YANKEV-YITSKHOK NYEMIROVER (IACOB IȚHAK NIEMIROWER) (March 1, 1872-November 18, 1939)
He was born in Lemberg, eastern Galicia, into a family that drew its pedigree back to Mahashal [Shlomo Luria, 1510-1573] and Rashi [Rabbi Shlomo Yitzḥaki, 1040-1105]. He studied in Lemberg under the supervision of Rabbi Yitskhok-Arn Etinger, later in Jassy (Iași), Romania, with his grandfather Shmuel-Mortkhe Nyemirover, and with Mendel Barasch. After graduating high school, he studied philosophy, history, and literature at the Berlin Rabbinical Seminary and at the University of Berne.
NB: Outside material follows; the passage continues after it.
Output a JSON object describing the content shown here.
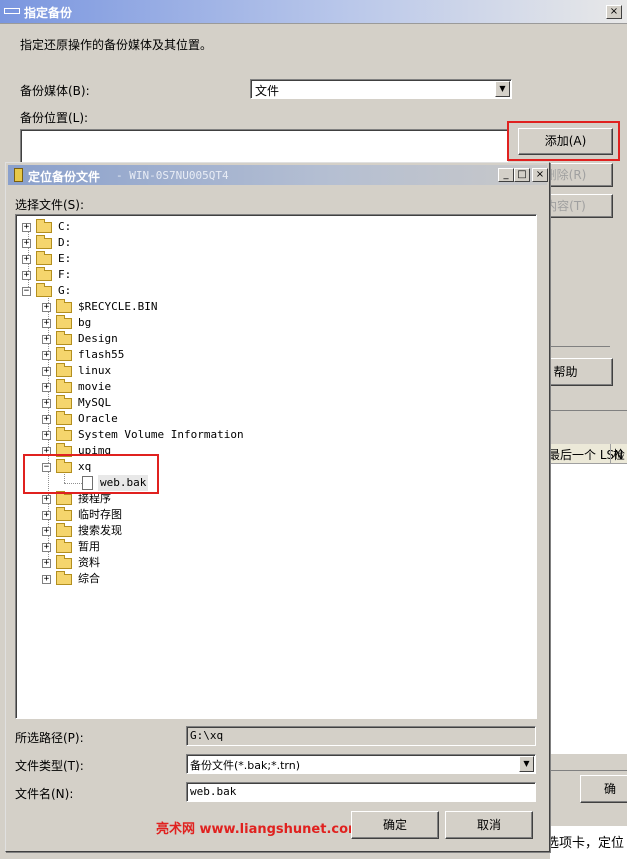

He received his doctoral degree for a dissertation entitled Der Zusammenhang von Willensfreiheit, Gewissen, Belohnung und Strafe (The connection among freedom of the will, conscience, reward, and punishment). It was published by Professor Ludwig Stein in Beiträge zur Philosophie (Contributions to philosophy) in Berne (1896); it also appeared in Romanian. In 1896 he became rabbi and preacher in Jassy. In 1897 he joined the Zionist movement and assumed a leading position in the Zionist organization in Romania. He participated in several Zionist congresses, for which he served as both Hebrew and Yiddish secretary. From 1898 he was active in the organization B’nai B’rith and was serving as the overall president of the entire Romanian district. Over the years 1908-1910, he traveled through the world’s cities on behalf of Romanian Jewry. He led the action (1908-1909) against the ugly “More Judaica” oath [required of Jews in court]. From 1911 he was chief rabbi of the Sephardic community in Bucharest, and a founder of Toynbee Hall (1912) and of the cultural association Yeshurun (1914). In 1919 he took part in the Jewish delegations at the Paris Peace Conference, and from 1920 he was a member of the committee, later vice president, of the Jewish world aid conference. In 1921 he became Chief Rabbi of the Jewish community of Bucharest and Grand Rabbi of the Jewish communities of Old Romania. In 1926 he was chosen by the Jewish communities congress to serve as a senator in the Romanian parliament. He was also a cofounder of the Judaica society for research on the history and culture of Jews in Romania. Beginning in 1893 he published some 600 articles in Romanian, German, Hebrew, and Yiddish periodicals, among other: the Yiddish editions of the Zionist organ Di velt (The world) in Vienna (1899-1900); Di yudishe tsaytung (The Jewish newspaper) in Jassy (1900); Hayoets (The advisor) in Bucharest; and Yudishe gazetten (Jewish gazette) in New York (a series of articles on the Jews of Jassy, as well as historical surveys and other lightning fast surveys of Jewish history. He edited the periodical Sinai (Sinai) and authored in German, Chassidismus und Zaddikismus (Hassidism and Tsadikism) (Bucharest, 1913), 166 pp. and other works in German and Romanian. He died in Bucharest, Romania.
Sources: Zalmen Reyzen, Leksikon, vol. 2; Dr. Shloyme Bikl, Rumenye (Romania) (Buenos Aires, 1961), pp. 71-77; Universal Jewish Encyclopedia, vol. 8 (New York, 1941), pp. 217-18.